=== Begin Enclosure ===

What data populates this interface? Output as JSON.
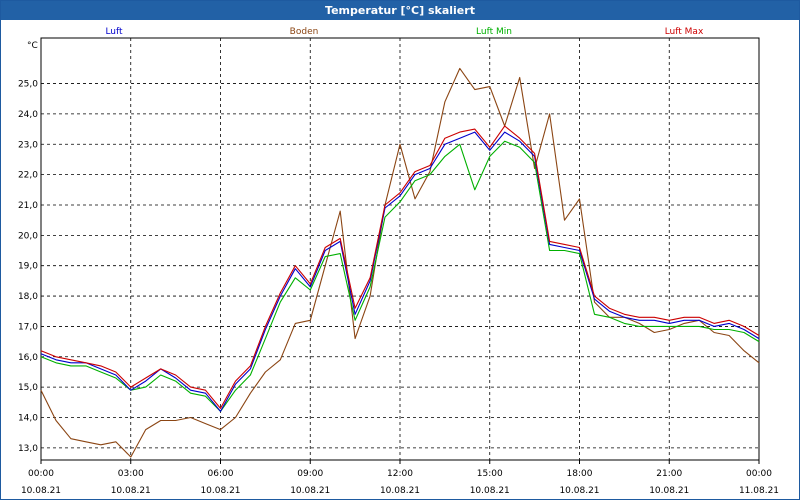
{
  "window": {
    "title": "Temperatur [°C] skaliert"
  },
  "colors": {
    "luft": "#0000cc",
    "boden": "#8b4513",
    "luft_min": "#00b000",
    "luft_max": "#cc0000",
    "titlebar": "#2261a6"
  },
  "chart_data": {
    "type": "line",
    "title": "Temperatur [°C] skaliert",
    "ylabel": "°C",
    "xlabel": "",
    "ylim": [
      12.6,
      26.5
    ],
    "xlim": [
      0,
      24
    ],
    "yticks": [
      "13,0",
      "14,0",
      "15,0",
      "16,0",
      "17,0",
      "18,0",
      "19,0",
      "20,0",
      "21,0",
      "22,0",
      "23,0",
      "24,0",
      "25,0"
    ],
    "xticks": [
      {
        "time": "00:00",
        "date": "10.08.21",
        "hour": 0
      },
      {
        "time": "03:00",
        "date": "10.08.21",
        "hour": 3
      },
      {
        "time": "06:00",
        "date": "10.08.21",
        "hour": 6
      },
      {
        "time": "09:00",
        "date": "10.08.21",
        "hour": 9
      },
      {
        "time": "12:00",
        "date": "10.08.21",
        "hour": 12
      },
      {
        "time": "15:00",
        "date": "10.08.21",
        "hour": 15
      },
      {
        "time": "18:00",
        "date": "10.08.21",
        "hour": 18
      },
      {
        "time": "21:00",
        "date": "10.08.21",
        "hour": 21
      },
      {
        "time": "00:00",
        "date": "11.08.21",
        "hour": 24
      }
    ],
    "grid": true,
    "legend_position": "top",
    "x": [
      0,
      0.5,
      1,
      1.5,
      2,
      2.5,
      3,
      3.5,
      4,
      4.5,
      5,
      5.5,
      6,
      6.5,
      7,
      7.5,
      8,
      8.5,
      9,
      9.5,
      10,
      10.5,
      11,
      11.5,
      12,
      12.5,
      13,
      13.5,
      14,
      14.5,
      15,
      15.5,
      16,
      16.5,
      17,
      17.5,
      18,
      18.5,
      19,
      19.5,
      20,
      20.5,
      21,
      21.5,
      22,
      22.5,
      23,
      23.5,
      24
    ],
    "series": [
      {
        "name": "Luft",
        "color_key": "luft",
        "values": [
          16.1,
          15.9,
          15.8,
          15.8,
          15.6,
          15.4,
          14.9,
          15.2,
          15.6,
          15.3,
          14.9,
          14.8,
          14.2,
          15.1,
          15.6,
          16.9,
          18.0,
          18.9,
          18.3,
          19.5,
          19.8,
          17.4,
          18.5,
          20.9,
          21.3,
          22.0,
          22.2,
          23.0,
          23.2,
          23.4,
          22.8,
          23.4,
          23.1,
          22.6,
          19.7,
          19.6,
          19.5,
          17.9,
          17.5,
          17.3,
          17.2,
          17.2,
          17.1,
          17.2,
          17.2,
          17.0,
          17.1,
          16.9,
          16.6
        ]
      },
      {
        "name": "Boden",
        "color_key": "boden",
        "values": [
          14.9,
          13.9,
          13.3,
          13.2,
          13.1,
          13.2,
          12.7,
          13.6,
          13.9,
          13.9,
          14.0,
          13.8,
          13.6,
          14.0,
          14.8,
          15.5,
          15.9,
          17.1,
          17.2,
          19.0,
          20.8,
          16.6,
          18.0,
          21.0,
          23.0,
          21.2,
          22.1,
          24.4,
          25.5,
          24.8,
          24.9,
          23.6,
          25.2,
          22.2,
          24.0,
          20.5,
          21.2,
          17.8,
          17.3,
          17.3,
          17.1,
          16.8,
          16.9,
          17.1,
          17.2,
          16.8,
          16.7,
          16.2,
          15.8
        ]
      },
      {
        "name": "Luft Min",
        "color_key": "luft_min",
        "values": [
          16.0,
          15.8,
          15.7,
          15.7,
          15.5,
          15.3,
          14.9,
          15.0,
          15.4,
          15.2,
          14.8,
          14.7,
          14.2,
          14.9,
          15.4,
          16.6,
          17.8,
          18.6,
          18.2,
          19.3,
          19.4,
          17.2,
          18.3,
          20.6,
          21.1,
          21.8,
          22.0,
          22.6,
          23.0,
          21.5,
          22.6,
          23.1,
          22.9,
          22.4,
          19.5,
          19.5,
          19.4,
          17.4,
          17.3,
          17.1,
          17.0,
          17.0,
          17.0,
          17.0,
          17.0,
          16.9,
          16.9,
          16.8,
          16.5
        ]
      },
      {
        "name": "Luft Max",
        "color_key": "luft_max",
        "values": [
          16.2,
          16.0,
          15.9,
          15.8,
          15.7,
          15.5,
          15.0,
          15.3,
          15.6,
          15.4,
          15.0,
          14.9,
          14.3,
          15.2,
          15.7,
          17.0,
          18.1,
          19.0,
          18.4,
          19.6,
          19.9,
          17.6,
          18.6,
          21.0,
          21.4,
          22.1,
          22.3,
          23.2,
          23.4,
          23.5,
          22.9,
          23.6,
          23.2,
          22.7,
          19.8,
          19.7,
          19.6,
          18.0,
          17.6,
          17.4,
          17.3,
          17.3,
          17.2,
          17.3,
          17.3,
          17.1,
          17.2,
          17.0,
          16.7
        ]
      }
    ]
  }
}
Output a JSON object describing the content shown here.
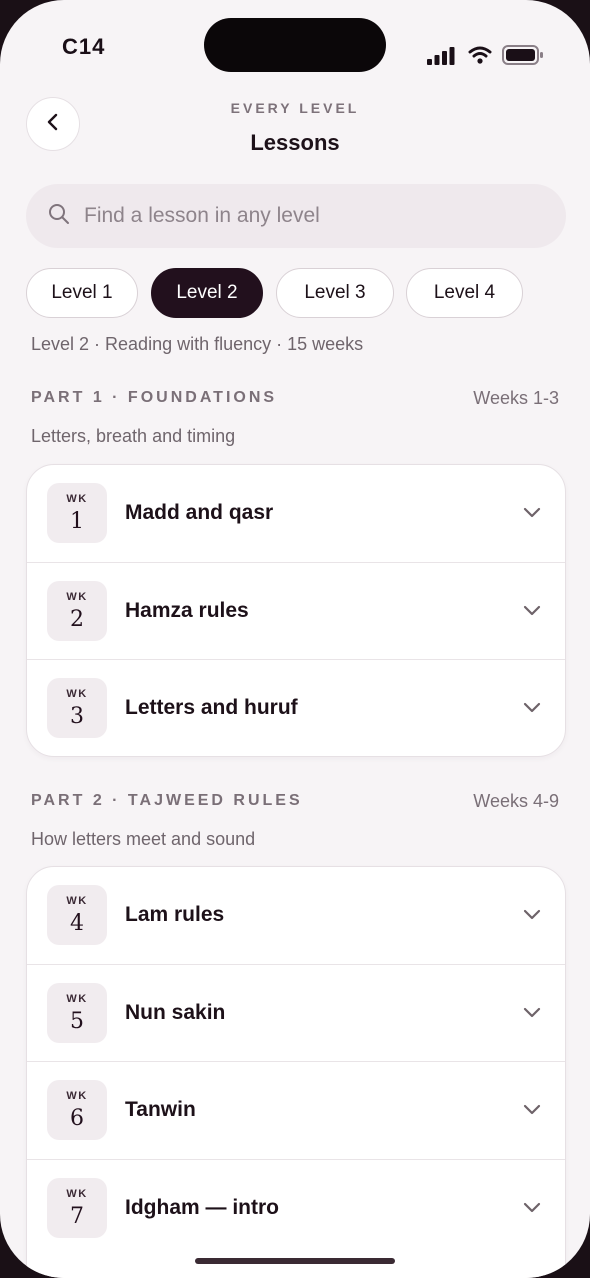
{
  "status_bar": {
    "time": "C14"
  },
  "header": {
    "eyebrow": "EVERY LEVEL",
    "title": "Lessons"
  },
  "search": {
    "placeholder": "Find a lesson in any level"
  },
  "levels": [
    {
      "label": "Level 1",
      "selected": false
    },
    {
      "label": "Level 2",
      "selected": true
    },
    {
      "label": "Level 3",
      "selected": false
    },
    {
      "label": "Level 4",
      "selected": false
    }
  ],
  "level_description": "Level 2 · Reading with fluency · 15 weeks",
  "sections": [
    {
      "title": "PART 1 · FOUNDATIONS",
      "weeks": "Weeks 1-3",
      "subtitle": "Letters, breath and timing",
      "lessons": [
        {
          "wk": "WK",
          "number": "1",
          "title": "Madd and qasr"
        },
        {
          "wk": "WK",
          "number": "2",
          "title": "Hamza rules"
        },
        {
          "wk": "WK",
          "number": "3",
          "title": "Letters and huruf"
        }
      ]
    },
    {
      "title": "PART 2 · TAJWEED RULES",
      "weeks": "Weeks 4-9",
      "subtitle": "How letters meet and sound",
      "lessons": [
        {
          "wk": "WK",
          "number": "4",
          "title": "Lam rules"
        },
        {
          "wk": "WK",
          "number": "5",
          "title": "Nun sakin"
        },
        {
          "wk": "WK",
          "number": "6",
          "title": "Tanwin"
        },
        {
          "wk": "WK",
          "number": "7",
          "title": "Idgham — intro"
        }
      ]
    }
  ],
  "colors": {
    "accent": "#22101d",
    "background": "#f7f4f6",
    "muted": "#7a6f77"
  }
}
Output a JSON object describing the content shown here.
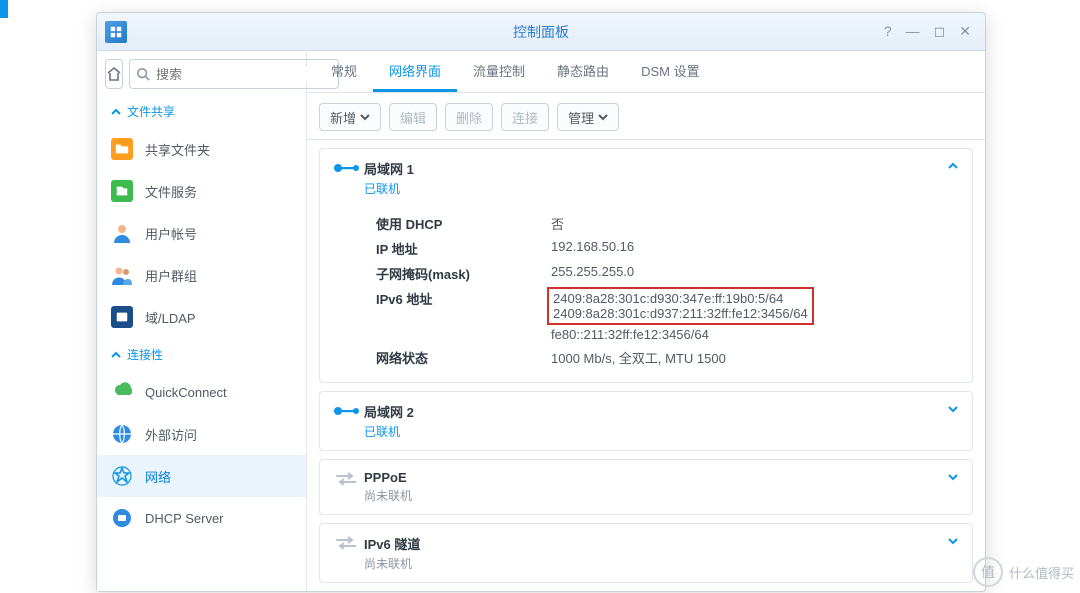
{
  "title": "控制面板",
  "search_placeholder": "搜索",
  "categories": {
    "file_sharing": "文件共享",
    "connectivity": "连接性"
  },
  "sidebar": {
    "shared_folder": "共享文件夹",
    "file_services": "文件服务",
    "user_account": "用户帐号",
    "user_group": "用户群组",
    "domain_ldap": "域/LDAP",
    "quickconnect": "QuickConnect",
    "external_access": "外部访问",
    "network": "网络",
    "dhcp_server": "DHCP Server"
  },
  "tabs": {
    "general": "常规",
    "iface": "网络界面",
    "traffic": "流量控制",
    "static_route": "静态路由",
    "dsm_settings": "DSM 设置"
  },
  "toolbar": {
    "add": "新增",
    "edit": "编辑",
    "delete": "删除",
    "connect": "连接",
    "manage": "管理"
  },
  "lan1": {
    "title": "局域网 1",
    "status": "已联机",
    "labels": {
      "dhcp": "使用 DHCP",
      "ip": "IP 地址",
      "mask": "子网掩码(mask)",
      "ipv6": "IPv6 地址",
      "netstat": "网络状态"
    },
    "dhcp": "否",
    "ip": "192.168.50.16",
    "mask": "255.255.255.0",
    "ipv6_1": "2409:8a28:301c:d930:347e:ff:19b0:5/64",
    "ipv6_2": "2409:8a28:301c:d937:211:32ff:fe12:3456/64",
    "ipv6_3": "fe80::211:32ff:fe12:3456/64",
    "netstat": "1000 Mb/s, 全双工, MTU 1500"
  },
  "lan2": {
    "title": "局域网 2",
    "status": "已联机"
  },
  "pppoe": {
    "title": "PPPoE",
    "status": "尚未联机"
  },
  "ipv6tunnel": {
    "title": "IPv6 隧道",
    "status": "尚未联机"
  },
  "watermark": "什么值得买"
}
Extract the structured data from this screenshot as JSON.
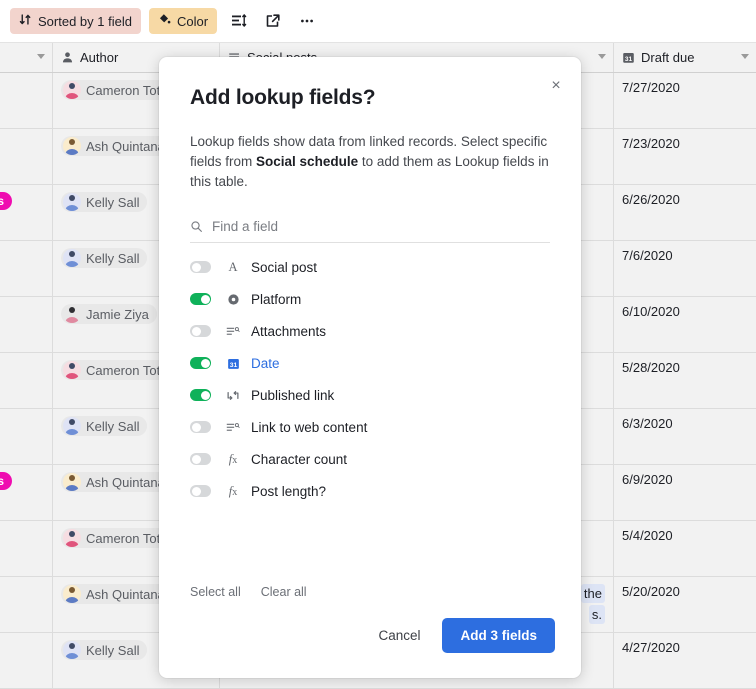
{
  "toolbar": {
    "sorted_label": "Sorted by 1 field",
    "color_label": "Color",
    "row_height_icon": "row-height-icon",
    "share_icon": "share-icon",
    "more_icon": "more-options-icon"
  },
  "grid": {
    "columns": [
      {
        "label": "",
        "icon": ""
      },
      {
        "label": "Author",
        "icon": "person-icon"
      },
      {
        "label": "Social posts",
        "icon": "long-text-icon"
      },
      {
        "label": "Draft due",
        "icon": "calendar-icon"
      }
    ],
    "rows": [
      {
        "tag": "",
        "author": "Cameron Tot",
        "notes": "",
        "due": "7/27/2020"
      },
      {
        "tag": "",
        "author": "Ash Quintana",
        "notes": "",
        "due": "7/23/2020"
      },
      {
        "tag": "ls",
        "author": "Kelly Sall",
        "notes": "",
        "due": "6/26/2020"
      },
      {
        "tag": "",
        "author": "Kelly Sall",
        "notes": "",
        "due": "7/6/2020"
      },
      {
        "tag": "",
        "author": "Jamie Ziya",
        "notes": "",
        "due": "6/10/2020"
      },
      {
        "tag": "",
        "author": "Cameron Tot",
        "notes": "",
        "due": "5/28/2020"
      },
      {
        "tag": "",
        "author": "Kelly Sall",
        "notes": "",
        "due": "6/3/2020"
      },
      {
        "tag": "ls",
        "author": "Ash Quintana",
        "notes": "",
        "due": "6/9/2020"
      },
      {
        "tag": "",
        "author": "Cameron Tot",
        "notes": "",
        "due": "5/4/2020"
      },
      {
        "tag": "",
        "author": "Ash Quintana",
        "notes": "the",
        "notes2": "s.",
        "due": "5/20/2020"
      },
      {
        "tag": "",
        "author": "Kelly Sall",
        "notes": "",
        "due": "4/27/2020"
      }
    ]
  },
  "modal": {
    "title": "Add lookup fields?",
    "description_pre": "Lookup fields show data from linked records. Select specific fields from ",
    "description_bold": "Social schedule",
    "description_post": " to add them as Lookup fields in this table.",
    "close_label": "×",
    "search": {
      "placeholder": "Find a field",
      "value": "",
      "icon": "search-icon"
    },
    "fields": [
      {
        "name": "Social post",
        "type_icon": "text-icon",
        "type_glyph": "A",
        "on": false,
        "blue": false
      },
      {
        "name": "Platform",
        "type_icon": "single-select-icon",
        "type_glyph": "",
        "on": true,
        "blue": false
      },
      {
        "name": "Attachments",
        "type_icon": "long-text-icon",
        "type_glyph": "",
        "on": false,
        "blue": false
      },
      {
        "name": "Date",
        "type_icon": "calendar-icon",
        "type_glyph": "31",
        "on": true,
        "blue": true
      },
      {
        "name": "Published link",
        "type_icon": "link-icon",
        "type_glyph": "",
        "on": true,
        "blue": false
      },
      {
        "name": "Link to web content",
        "type_icon": "long-text-icon",
        "type_glyph": "",
        "on": false,
        "blue": false
      },
      {
        "name": "Character count",
        "type_icon": "formula-icon",
        "type_glyph": "fx",
        "on": false,
        "blue": false
      },
      {
        "name": "Post length?",
        "type_icon": "formula-icon",
        "type_glyph": "fx",
        "on": false,
        "blue": false
      }
    ],
    "select_all_label": "Select all",
    "clear_all_label": "Clear all",
    "cancel_label": "Cancel",
    "submit_label": "Add 3 fields"
  },
  "colors": {
    "sorted_bg": "#f2d4cd",
    "color_bg": "#f7d9a5",
    "toggle_on": "#0fb15a",
    "toggle_off": "#d6d8da",
    "primary": "#2d6ee0",
    "tag": "#ef0cb0",
    "date_icon": "#2d6ee0"
  }
}
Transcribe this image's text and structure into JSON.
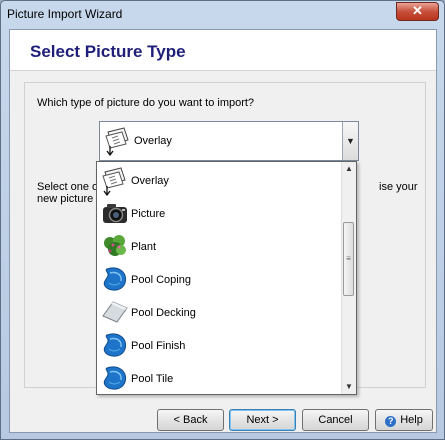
{
  "window": {
    "title": "Picture Import Wizard",
    "close_glyph": "✕"
  },
  "header": {
    "title": "Select Picture Type"
  },
  "main": {
    "question": "Which type of picture do you want to import?",
    "info_left_line1": "Select one of th",
    "info_left_line2": "new picture wit",
    "info_right_line1": "ise your"
  },
  "combo": {
    "selected": "Overlay",
    "selected_icon": "overlay-icon",
    "arrow_glyph": "▼"
  },
  "dropdown": {
    "items": [
      {
        "label": "Overlay",
        "icon": "overlay-icon"
      },
      {
        "label": "Picture",
        "icon": "camera-icon"
      },
      {
        "label": "Plant",
        "icon": "plant-icon"
      },
      {
        "label": "Pool Coping",
        "icon": "pool-coping-icon"
      },
      {
        "label": "Pool Decking",
        "icon": "pool-decking-icon"
      },
      {
        "label": "Pool Finish",
        "icon": "pool-finish-icon"
      },
      {
        "label": "Pool Tile",
        "icon": "pool-tile-icon"
      }
    ],
    "scroll_up_glyph": "▲",
    "scroll_down_glyph": "▼",
    "scroll_thumb_glyph": "≡"
  },
  "buttons": {
    "back": "< Back",
    "next": "Next >",
    "cancel": "Cancel",
    "help": "Help",
    "help_glyph": "?"
  },
  "colors": {
    "title_text": "#1f1f7a",
    "close_button": "#c7503b",
    "pool_blue": "#1e74c8"
  }
}
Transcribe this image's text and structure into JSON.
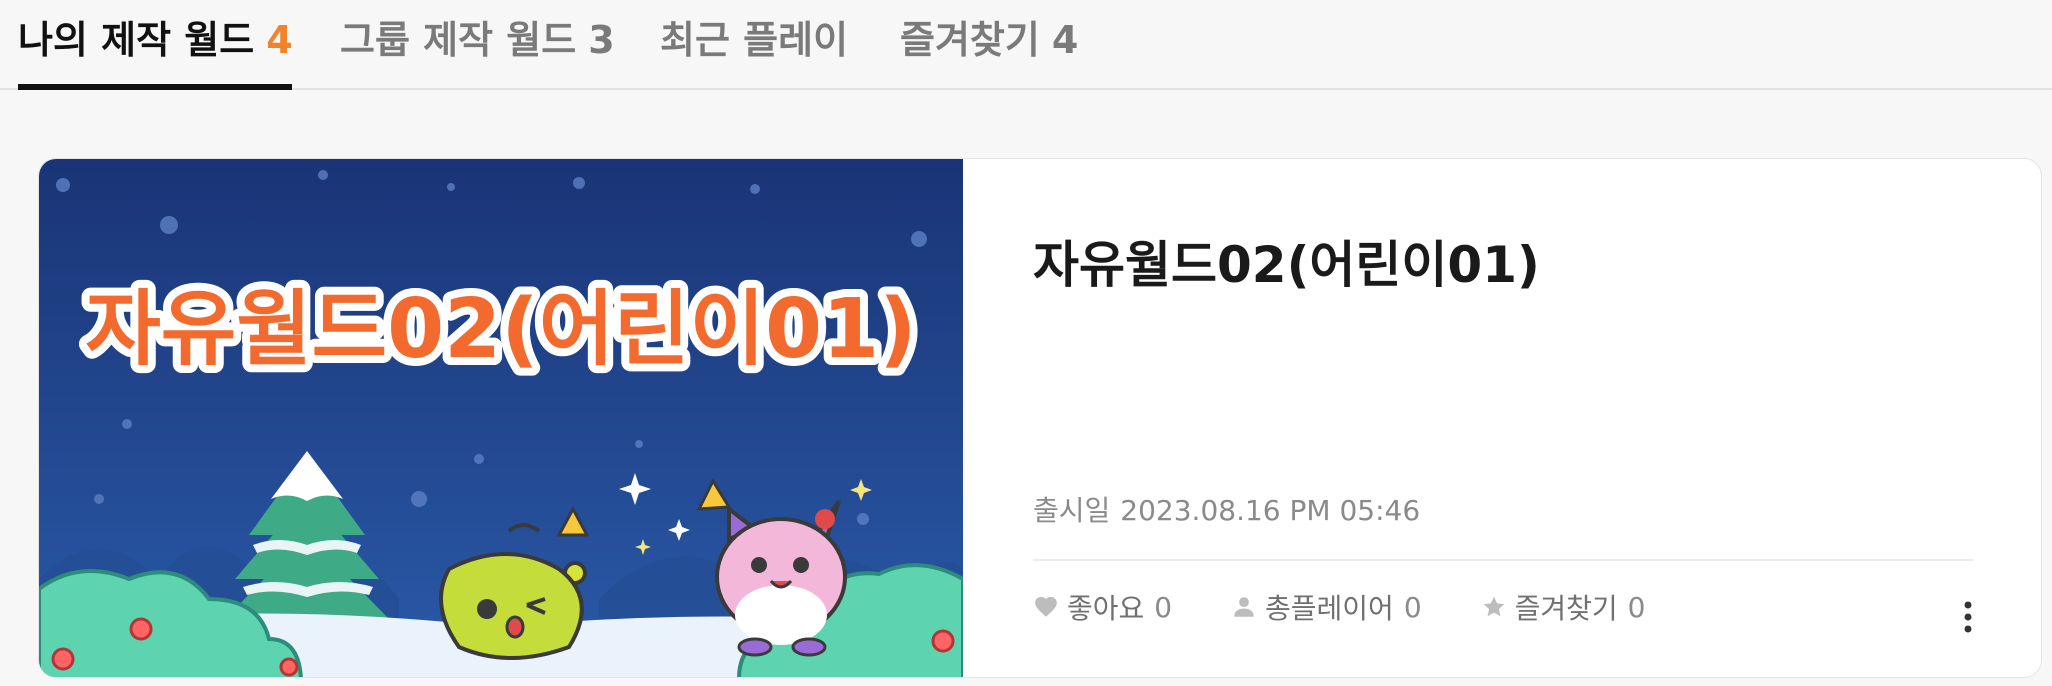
{
  "tabs": [
    {
      "label": "나의 제작 월드",
      "count": "4"
    },
    {
      "label": "그룹 제작 월드",
      "count": "3"
    },
    {
      "label": "최근 플레이",
      "count": ""
    },
    {
      "label": "즐겨찾기",
      "count": "4"
    }
  ],
  "active_tab": "나의 제작 월드",
  "world": {
    "thumbnail_title": "자유월드02(어린이01)",
    "title": "자유월드02(어린이01)",
    "release_label": "출시일",
    "release_date": "2023.08.16 PM 05:46",
    "stats": {
      "likes_label": "좋아요",
      "likes": "0",
      "players_label": "총플레이어",
      "players": "0",
      "favorites_label": "즐겨찾기",
      "favorites": "0"
    }
  },
  "icons": {
    "likes": "heart-icon",
    "players": "person-icon",
    "favorites": "star-icon",
    "more": "more-vertical-icon"
  },
  "colors": {
    "accent": "#f0832b",
    "thumb_bg": "#1d3a7a",
    "thumb_title": "#f26a2e",
    "text_dark": "#1a1a1a",
    "text_muted": "#8a8a8a"
  }
}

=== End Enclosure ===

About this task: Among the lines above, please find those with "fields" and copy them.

Exercise result:
    "title": "Add lookup fields?",
    "description_pre": "Lookup fields show data from linked records. Select specific fields from ",
    "description_post": " to add them as Lookup fields in this table.",
    "fields": [
    "submit_label": "Add 3 fields"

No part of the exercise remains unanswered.